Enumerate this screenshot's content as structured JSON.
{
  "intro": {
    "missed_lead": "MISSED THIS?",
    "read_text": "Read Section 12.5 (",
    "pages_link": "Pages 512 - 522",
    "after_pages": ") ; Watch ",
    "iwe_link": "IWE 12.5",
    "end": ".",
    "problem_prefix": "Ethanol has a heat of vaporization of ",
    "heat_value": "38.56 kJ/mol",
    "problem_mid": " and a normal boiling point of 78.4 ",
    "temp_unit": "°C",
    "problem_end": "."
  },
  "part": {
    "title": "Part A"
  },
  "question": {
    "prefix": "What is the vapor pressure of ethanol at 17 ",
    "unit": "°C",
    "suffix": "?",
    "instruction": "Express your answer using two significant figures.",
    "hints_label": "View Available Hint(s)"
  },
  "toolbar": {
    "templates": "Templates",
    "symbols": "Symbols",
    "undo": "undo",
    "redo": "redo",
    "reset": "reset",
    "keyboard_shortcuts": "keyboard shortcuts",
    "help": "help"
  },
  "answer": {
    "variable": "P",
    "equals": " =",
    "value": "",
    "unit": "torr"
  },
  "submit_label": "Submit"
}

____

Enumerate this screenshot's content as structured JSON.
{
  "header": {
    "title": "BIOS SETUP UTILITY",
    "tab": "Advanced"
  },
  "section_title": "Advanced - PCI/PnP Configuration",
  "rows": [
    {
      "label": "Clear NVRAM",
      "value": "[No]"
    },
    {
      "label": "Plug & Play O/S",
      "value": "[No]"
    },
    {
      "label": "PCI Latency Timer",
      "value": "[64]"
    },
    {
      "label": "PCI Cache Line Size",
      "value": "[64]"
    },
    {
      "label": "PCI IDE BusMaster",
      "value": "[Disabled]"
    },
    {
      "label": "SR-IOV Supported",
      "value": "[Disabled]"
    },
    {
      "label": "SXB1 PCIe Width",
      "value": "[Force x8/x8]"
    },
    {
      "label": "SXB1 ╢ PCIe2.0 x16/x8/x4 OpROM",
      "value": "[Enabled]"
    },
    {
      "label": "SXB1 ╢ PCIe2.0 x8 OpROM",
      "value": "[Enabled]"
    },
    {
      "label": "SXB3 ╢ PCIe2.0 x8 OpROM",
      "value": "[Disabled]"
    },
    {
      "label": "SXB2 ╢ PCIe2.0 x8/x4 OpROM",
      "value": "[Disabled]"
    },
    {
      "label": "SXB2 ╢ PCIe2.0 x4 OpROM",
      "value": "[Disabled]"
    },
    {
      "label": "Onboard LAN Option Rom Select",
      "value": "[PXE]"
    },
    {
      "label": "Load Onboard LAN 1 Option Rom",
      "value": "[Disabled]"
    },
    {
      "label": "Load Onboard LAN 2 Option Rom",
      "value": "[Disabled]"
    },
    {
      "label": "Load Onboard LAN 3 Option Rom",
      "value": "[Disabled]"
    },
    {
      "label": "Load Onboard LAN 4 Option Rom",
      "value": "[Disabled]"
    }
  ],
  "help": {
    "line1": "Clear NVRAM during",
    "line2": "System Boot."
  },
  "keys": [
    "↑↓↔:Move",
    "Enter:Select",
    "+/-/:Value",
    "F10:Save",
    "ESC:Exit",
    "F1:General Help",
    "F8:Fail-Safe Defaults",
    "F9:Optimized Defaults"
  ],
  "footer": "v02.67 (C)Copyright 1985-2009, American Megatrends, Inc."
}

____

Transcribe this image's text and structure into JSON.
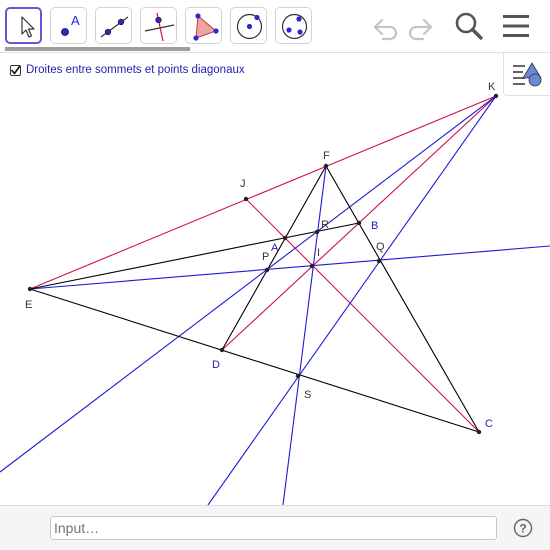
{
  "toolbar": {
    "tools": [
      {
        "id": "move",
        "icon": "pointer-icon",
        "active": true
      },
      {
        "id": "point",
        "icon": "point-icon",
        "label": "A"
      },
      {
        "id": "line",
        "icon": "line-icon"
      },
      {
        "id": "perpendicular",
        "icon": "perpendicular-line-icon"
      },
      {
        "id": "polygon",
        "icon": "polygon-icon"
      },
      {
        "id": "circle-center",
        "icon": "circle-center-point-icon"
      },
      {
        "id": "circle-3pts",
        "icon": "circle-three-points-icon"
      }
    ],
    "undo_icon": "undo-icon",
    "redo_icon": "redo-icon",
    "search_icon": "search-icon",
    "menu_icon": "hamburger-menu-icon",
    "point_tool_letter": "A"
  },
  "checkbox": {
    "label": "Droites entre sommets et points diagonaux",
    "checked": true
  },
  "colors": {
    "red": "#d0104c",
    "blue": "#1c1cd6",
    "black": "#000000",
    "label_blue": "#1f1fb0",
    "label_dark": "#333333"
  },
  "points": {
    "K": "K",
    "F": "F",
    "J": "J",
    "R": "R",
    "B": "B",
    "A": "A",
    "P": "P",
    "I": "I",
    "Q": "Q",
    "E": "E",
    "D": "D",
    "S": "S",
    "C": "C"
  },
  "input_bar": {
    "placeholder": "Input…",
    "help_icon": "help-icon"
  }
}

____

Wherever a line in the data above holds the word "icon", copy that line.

● Result for this task
        "icon": "pointer-icon",
        "icon": "point-icon",
        "icon": "line-icon"
        "icon": "perpendicular-line-icon"
        "icon": "polygon-icon"
        "icon": "circle-center-point-icon"
        "icon": "circle-three-points-icon"
    "undo_icon": "undo-icon",
    "redo_icon": "redo-icon",
    "search_icon": "search-icon",
    "menu_icon": "hamburger-menu-icon",
    "help_icon": "help-icon"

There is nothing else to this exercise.